▶ **Work instructions**: Read the data below. Every line holding the string "title" must be copied.

▶ **Records for this task**:

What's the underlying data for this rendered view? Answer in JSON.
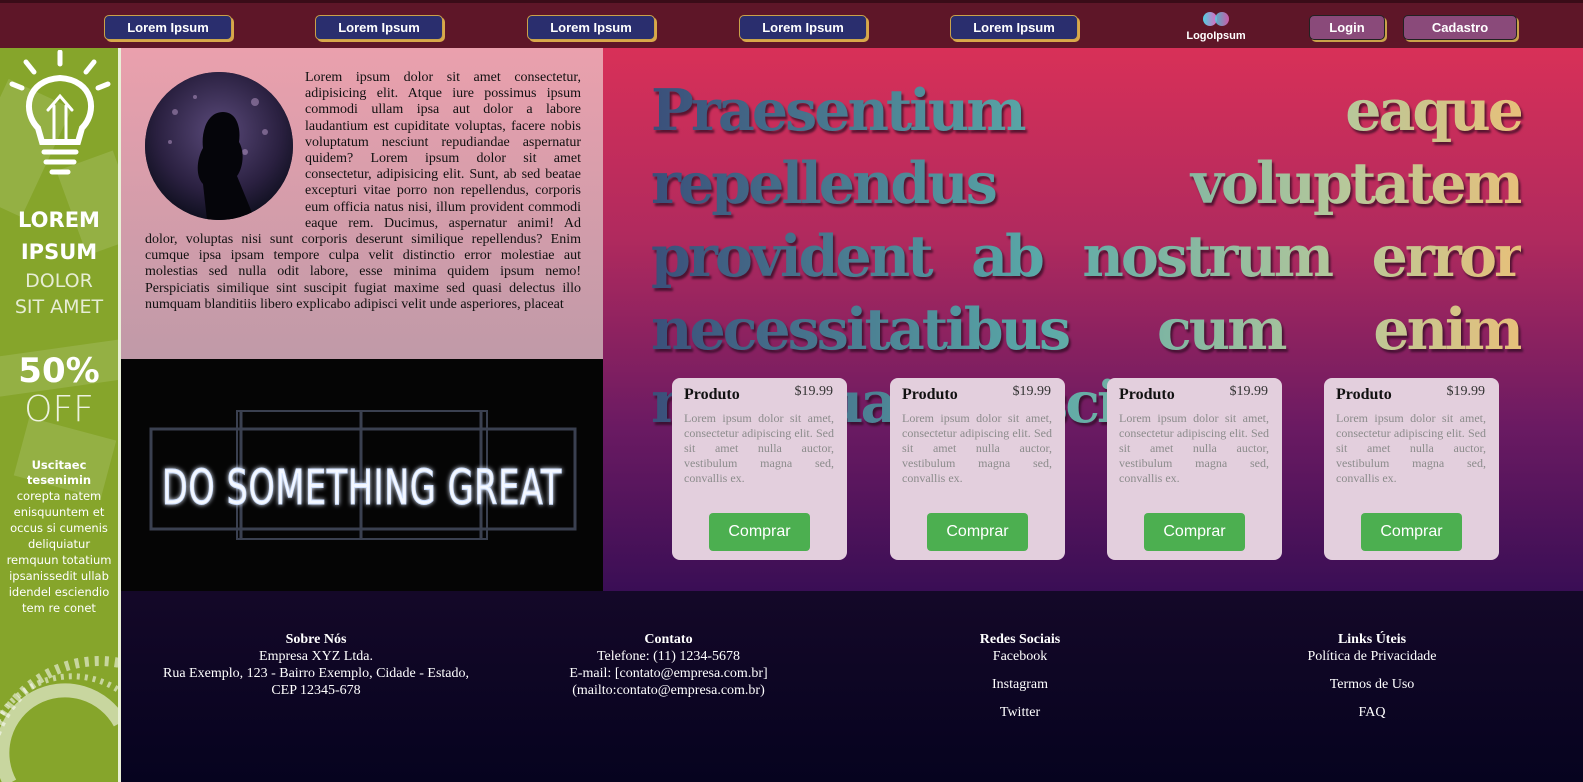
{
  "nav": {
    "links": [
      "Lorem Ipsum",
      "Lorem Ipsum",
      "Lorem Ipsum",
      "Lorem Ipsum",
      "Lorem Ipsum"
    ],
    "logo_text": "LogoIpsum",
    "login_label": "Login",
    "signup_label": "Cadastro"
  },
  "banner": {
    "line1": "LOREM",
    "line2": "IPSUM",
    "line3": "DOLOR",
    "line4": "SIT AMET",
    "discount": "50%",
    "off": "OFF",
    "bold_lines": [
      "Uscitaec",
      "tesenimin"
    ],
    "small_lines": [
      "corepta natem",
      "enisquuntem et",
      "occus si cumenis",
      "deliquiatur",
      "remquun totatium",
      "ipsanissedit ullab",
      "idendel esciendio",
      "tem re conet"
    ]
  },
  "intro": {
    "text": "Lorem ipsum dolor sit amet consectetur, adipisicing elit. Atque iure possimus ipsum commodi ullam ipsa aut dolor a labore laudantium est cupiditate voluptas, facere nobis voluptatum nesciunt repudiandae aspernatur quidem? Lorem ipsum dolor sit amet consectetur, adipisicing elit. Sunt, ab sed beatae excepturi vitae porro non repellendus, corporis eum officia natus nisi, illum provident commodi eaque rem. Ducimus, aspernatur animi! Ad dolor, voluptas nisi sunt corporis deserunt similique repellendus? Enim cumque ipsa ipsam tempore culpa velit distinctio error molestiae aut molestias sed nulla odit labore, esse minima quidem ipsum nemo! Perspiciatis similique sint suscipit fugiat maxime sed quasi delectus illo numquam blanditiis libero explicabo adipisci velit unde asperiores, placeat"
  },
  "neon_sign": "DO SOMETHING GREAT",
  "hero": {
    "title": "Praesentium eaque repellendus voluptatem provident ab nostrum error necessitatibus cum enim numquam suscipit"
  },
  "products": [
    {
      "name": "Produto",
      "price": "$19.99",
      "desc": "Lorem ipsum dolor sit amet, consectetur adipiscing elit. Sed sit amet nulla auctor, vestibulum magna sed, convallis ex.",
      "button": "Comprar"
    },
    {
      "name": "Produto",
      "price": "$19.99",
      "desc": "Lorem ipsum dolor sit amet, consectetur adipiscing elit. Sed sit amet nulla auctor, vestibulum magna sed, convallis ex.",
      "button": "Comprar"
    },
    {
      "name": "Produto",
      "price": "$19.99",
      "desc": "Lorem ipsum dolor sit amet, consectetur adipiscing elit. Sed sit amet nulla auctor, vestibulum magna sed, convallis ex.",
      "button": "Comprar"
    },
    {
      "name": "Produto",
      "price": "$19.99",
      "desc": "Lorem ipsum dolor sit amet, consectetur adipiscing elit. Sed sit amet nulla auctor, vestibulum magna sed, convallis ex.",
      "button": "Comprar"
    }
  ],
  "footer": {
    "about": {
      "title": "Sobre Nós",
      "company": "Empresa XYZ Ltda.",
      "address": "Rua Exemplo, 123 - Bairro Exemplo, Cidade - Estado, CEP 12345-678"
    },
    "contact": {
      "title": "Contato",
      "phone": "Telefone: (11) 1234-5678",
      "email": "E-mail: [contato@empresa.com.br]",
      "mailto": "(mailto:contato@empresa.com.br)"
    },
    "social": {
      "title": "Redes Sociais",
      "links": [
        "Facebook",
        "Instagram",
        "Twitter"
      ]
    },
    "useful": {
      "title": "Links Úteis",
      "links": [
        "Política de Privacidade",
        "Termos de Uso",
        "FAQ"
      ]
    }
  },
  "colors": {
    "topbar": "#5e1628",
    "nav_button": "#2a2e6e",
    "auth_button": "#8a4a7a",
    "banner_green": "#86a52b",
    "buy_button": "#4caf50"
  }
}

▶ **Response to this exercise**:
    "title": "Praesentium eaque repellendus voluptatem provident ab nostrum error necessitatibus cum enim numquam suscipit"
      "title": "Sobre Nós",
      "title": "Contato",
      "title": "Redes Sociais",
      "title": "Links Úteis",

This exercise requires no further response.